As budget battles continue to plague local and state government in Minnesota, and as the state government shutdown of 2011 is a fresh, albeit unpleasant, memory, let’s hope that 2012 is a year of serious discussion about new ways of providing government services.
The Winona Daily News has highlighted several interesting stories in recent days that reinforce the need for dynamic change.
Caused in part by challenges with ever-decreasing Local Government Aid in Minnesota, the tourist community of Lanesboro will have a new half-cent local sales tax beginning Jan. 1 as a way of having tourists pay a larger share of the local services they use.
The goal is to ease the local tax burden while funding such capital projects as a hydroelectric dam — a concept that voters approved during a referendum.
In Houston County, the new jail with 84 beds often houses only 15 to 20 inmates.
Statewide, according to a report by Minnesota Public Radio, the Department of Corrections estimates roughly a third of the state’s 10,000 jail beds are empty.
When you consider that 25 county jails have been built or remodeled in Minnesota during the past five years, it doesn’t seem to make much sense.
It makes you wonder why, with technology so pervasive and inexpensive, there hasn’t been more discussion of regional jail facilities, instead of having one in each county.
Goodhue County Sheriff Scott McNurlin has pulled together officials of southeast Minnesota counties to discuss collaboration on projects such as merged emergency dispatch centers.
It’s long overdue.
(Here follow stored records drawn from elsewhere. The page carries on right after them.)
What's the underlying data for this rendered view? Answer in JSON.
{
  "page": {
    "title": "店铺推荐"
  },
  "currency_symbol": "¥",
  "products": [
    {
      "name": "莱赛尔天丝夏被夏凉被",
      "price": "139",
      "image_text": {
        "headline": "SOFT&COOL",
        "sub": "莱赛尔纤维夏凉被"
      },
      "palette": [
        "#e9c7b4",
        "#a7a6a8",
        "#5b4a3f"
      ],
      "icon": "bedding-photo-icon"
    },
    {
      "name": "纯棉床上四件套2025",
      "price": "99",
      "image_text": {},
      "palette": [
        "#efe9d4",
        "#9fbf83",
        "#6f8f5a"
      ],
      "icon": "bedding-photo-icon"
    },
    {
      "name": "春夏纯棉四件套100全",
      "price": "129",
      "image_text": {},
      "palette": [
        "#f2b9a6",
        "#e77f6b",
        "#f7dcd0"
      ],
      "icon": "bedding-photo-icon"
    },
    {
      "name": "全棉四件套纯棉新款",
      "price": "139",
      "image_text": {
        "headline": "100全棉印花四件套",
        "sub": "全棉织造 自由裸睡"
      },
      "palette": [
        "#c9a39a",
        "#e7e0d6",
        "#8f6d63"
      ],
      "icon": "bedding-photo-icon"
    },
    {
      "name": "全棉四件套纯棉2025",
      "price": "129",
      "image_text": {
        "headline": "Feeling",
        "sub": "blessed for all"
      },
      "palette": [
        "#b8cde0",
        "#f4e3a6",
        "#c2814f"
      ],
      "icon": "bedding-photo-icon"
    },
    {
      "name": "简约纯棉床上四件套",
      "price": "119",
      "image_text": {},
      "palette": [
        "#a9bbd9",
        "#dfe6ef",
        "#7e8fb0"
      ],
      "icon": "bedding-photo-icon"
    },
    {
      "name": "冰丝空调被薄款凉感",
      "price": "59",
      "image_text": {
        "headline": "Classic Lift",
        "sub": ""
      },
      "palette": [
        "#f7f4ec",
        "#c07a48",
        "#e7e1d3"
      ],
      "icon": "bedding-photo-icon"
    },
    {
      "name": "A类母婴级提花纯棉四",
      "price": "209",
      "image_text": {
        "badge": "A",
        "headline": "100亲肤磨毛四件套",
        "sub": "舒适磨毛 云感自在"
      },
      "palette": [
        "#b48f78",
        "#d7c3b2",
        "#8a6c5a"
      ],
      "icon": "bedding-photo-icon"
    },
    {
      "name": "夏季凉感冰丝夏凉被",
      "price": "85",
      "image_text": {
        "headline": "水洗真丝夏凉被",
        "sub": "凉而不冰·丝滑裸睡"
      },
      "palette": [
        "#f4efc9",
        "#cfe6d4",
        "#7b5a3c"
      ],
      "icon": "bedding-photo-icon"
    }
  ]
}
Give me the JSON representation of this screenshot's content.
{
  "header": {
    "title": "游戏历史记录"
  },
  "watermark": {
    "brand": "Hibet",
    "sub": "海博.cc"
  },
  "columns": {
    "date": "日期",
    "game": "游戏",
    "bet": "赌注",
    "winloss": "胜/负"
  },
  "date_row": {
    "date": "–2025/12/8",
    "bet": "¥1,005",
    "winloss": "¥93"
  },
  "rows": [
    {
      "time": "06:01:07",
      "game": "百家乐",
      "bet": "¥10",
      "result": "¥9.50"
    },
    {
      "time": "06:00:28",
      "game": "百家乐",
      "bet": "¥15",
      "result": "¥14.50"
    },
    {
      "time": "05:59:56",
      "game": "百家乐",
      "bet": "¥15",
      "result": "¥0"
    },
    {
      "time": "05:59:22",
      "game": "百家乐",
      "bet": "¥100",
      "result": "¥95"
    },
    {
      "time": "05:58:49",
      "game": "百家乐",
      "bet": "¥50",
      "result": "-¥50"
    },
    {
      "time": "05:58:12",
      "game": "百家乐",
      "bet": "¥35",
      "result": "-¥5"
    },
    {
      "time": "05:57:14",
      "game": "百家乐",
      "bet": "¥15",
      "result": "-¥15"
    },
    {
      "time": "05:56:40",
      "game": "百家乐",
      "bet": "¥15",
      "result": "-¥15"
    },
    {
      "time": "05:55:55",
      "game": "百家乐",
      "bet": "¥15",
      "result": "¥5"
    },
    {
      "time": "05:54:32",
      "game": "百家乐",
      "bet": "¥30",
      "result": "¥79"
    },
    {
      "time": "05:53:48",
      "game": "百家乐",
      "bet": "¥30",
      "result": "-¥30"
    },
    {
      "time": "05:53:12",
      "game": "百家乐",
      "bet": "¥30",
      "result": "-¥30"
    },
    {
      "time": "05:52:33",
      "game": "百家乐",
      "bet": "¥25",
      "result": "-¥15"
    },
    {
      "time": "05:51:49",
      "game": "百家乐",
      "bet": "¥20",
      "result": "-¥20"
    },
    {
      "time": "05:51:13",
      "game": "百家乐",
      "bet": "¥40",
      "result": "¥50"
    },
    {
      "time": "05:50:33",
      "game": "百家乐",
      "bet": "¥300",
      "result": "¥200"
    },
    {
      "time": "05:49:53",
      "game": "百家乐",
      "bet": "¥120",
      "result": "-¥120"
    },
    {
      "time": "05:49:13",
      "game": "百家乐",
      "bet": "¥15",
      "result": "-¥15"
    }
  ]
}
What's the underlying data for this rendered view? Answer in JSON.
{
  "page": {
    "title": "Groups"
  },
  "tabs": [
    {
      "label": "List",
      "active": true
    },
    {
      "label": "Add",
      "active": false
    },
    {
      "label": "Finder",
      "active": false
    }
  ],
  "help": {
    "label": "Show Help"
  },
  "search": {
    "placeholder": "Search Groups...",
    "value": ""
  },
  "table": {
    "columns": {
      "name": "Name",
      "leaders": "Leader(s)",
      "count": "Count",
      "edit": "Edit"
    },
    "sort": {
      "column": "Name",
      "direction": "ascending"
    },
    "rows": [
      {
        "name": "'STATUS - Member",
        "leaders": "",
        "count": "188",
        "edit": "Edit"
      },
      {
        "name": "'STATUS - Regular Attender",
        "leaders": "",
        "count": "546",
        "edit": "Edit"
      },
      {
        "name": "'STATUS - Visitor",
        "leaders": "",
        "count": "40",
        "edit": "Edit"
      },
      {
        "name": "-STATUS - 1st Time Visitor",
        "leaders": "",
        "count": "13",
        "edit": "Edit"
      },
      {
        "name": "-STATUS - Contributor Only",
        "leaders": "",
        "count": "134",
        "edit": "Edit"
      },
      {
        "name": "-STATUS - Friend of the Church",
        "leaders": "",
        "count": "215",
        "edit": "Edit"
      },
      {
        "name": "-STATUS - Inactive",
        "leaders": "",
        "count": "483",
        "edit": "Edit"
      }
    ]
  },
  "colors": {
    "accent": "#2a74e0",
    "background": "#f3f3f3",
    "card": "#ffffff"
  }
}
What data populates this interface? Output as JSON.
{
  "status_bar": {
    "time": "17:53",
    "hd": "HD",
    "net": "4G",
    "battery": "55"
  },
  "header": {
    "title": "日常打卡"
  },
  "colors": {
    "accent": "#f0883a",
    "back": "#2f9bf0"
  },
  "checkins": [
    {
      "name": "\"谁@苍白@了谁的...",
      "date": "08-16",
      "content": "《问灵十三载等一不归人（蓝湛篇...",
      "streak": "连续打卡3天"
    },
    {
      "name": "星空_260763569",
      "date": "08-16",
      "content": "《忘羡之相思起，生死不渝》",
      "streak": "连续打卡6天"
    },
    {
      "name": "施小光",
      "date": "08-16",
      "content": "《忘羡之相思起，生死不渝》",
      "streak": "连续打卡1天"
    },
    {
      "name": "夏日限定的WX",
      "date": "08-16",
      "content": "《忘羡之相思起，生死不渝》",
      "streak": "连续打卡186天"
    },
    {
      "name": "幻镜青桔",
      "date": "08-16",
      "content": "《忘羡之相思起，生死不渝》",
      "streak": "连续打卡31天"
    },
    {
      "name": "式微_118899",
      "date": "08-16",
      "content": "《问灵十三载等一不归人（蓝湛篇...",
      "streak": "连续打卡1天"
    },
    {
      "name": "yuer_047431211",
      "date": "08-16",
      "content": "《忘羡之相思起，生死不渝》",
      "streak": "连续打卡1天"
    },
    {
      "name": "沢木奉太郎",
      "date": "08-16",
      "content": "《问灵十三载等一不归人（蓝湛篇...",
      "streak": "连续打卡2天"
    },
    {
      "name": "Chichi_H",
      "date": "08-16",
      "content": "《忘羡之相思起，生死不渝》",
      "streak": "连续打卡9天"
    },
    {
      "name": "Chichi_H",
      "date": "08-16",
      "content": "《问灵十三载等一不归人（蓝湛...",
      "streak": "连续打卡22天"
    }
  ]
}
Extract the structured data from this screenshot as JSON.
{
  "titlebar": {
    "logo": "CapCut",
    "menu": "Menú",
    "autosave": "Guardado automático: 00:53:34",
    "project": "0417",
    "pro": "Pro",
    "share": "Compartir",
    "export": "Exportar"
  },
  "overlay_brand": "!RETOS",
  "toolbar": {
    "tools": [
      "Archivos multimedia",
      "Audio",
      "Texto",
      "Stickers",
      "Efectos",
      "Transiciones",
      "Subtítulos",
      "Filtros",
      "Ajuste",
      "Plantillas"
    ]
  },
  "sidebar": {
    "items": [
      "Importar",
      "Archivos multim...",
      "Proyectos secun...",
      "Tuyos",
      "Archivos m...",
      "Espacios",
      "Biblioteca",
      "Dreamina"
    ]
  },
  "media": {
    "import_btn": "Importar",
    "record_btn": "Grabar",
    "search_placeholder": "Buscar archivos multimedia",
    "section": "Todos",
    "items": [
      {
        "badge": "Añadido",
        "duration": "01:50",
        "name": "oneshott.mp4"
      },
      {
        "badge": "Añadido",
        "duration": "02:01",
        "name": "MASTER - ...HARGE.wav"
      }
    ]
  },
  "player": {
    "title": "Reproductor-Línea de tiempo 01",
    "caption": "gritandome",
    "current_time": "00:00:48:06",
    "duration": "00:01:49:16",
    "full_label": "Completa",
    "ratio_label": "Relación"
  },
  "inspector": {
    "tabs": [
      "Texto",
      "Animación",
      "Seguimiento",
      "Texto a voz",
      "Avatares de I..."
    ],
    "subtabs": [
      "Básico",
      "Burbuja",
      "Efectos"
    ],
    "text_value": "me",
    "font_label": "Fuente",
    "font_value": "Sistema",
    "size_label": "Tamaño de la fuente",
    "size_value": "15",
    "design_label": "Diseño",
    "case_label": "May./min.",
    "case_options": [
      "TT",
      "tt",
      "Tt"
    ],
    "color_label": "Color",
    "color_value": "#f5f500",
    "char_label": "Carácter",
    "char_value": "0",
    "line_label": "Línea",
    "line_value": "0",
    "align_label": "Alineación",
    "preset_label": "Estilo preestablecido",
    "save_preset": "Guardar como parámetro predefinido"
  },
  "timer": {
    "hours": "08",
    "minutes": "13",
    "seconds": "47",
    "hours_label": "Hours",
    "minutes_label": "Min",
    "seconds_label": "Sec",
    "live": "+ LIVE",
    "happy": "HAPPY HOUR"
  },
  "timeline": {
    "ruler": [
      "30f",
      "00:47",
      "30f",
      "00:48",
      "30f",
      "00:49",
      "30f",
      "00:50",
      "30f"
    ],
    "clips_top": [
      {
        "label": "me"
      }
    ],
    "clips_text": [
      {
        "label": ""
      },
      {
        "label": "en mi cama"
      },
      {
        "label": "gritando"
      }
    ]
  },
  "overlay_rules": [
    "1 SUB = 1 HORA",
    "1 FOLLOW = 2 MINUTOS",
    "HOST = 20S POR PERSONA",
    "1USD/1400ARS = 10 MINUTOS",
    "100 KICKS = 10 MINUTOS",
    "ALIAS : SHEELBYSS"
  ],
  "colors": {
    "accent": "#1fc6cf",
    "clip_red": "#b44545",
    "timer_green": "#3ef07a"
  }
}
In Lewiston, the city isn’t hiring a replacement for its former city administrator.
Instead, it is contracting for the service with Community and Economic Development Associates — at a projected savings of $25,000 to $30,000 per year. Lewiston is the 10th community in Winona and Fillmore counties where the organization provides services.
Collaboration. Contracted services. New ways of looking at government services.
These all bear scrutiny.
In fact, we should challenge the assumptions we have about how many layers of government we truly need.
Do we need as many counties, towns and school districts?
Minnesota Public Radio reported that Rep. Linda Runbeck, R-Circle Pines, said one suggestion is eliminating township government and cutting the number of counties in half.
When you consider that county borders were drawn to assure that you could get to the county seat and back home via buggy before dark, it does beg the question.
Too often, we’ve seen state government pass along unfunded problems to local government and schools — and then, with tremendous audacity, scold the locals when they raise money to pay for the solutions.
Taxpayers, of course, don’t care which pocket the money comes out of. They’re smart enough to know that when their left pocket and their right pocket are empty, there’s a problem.
Let’s hope we can begin to have substantive, sustainable discussions about the services we need and the best ways of collaboratively, efficiently delivering them.